**Data for the task**
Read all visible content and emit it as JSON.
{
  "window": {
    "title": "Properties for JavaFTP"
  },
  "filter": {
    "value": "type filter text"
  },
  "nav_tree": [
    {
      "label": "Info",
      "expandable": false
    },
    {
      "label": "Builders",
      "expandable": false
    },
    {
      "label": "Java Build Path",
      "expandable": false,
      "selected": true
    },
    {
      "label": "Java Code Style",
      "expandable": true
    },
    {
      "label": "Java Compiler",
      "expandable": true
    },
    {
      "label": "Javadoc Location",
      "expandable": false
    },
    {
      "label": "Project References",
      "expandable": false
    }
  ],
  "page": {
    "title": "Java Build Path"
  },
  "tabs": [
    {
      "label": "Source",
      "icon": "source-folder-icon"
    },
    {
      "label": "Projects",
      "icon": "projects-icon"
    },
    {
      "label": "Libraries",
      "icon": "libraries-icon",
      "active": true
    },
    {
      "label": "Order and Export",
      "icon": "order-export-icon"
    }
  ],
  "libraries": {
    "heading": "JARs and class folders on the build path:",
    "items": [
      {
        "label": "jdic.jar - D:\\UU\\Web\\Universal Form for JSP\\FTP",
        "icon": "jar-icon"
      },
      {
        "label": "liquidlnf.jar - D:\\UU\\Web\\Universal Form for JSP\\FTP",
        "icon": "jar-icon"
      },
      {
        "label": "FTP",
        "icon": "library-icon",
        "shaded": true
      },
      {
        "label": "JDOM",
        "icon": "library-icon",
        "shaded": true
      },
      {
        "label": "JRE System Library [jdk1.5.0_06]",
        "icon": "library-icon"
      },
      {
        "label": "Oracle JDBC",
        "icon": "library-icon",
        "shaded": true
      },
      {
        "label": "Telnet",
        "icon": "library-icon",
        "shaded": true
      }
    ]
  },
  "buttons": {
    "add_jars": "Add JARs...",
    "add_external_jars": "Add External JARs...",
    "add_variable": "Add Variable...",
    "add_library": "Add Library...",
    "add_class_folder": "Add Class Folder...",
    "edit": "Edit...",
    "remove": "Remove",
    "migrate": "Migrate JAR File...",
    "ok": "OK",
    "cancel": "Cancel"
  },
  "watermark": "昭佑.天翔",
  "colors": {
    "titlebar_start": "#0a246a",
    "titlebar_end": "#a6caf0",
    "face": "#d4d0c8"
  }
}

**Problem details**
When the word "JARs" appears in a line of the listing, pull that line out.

**Result of this exercise**
    "heading": "JARs and class folders on the build path:",
    "add_jars": "Add JARs...",
    "add_external_jars": "Add External JARs...",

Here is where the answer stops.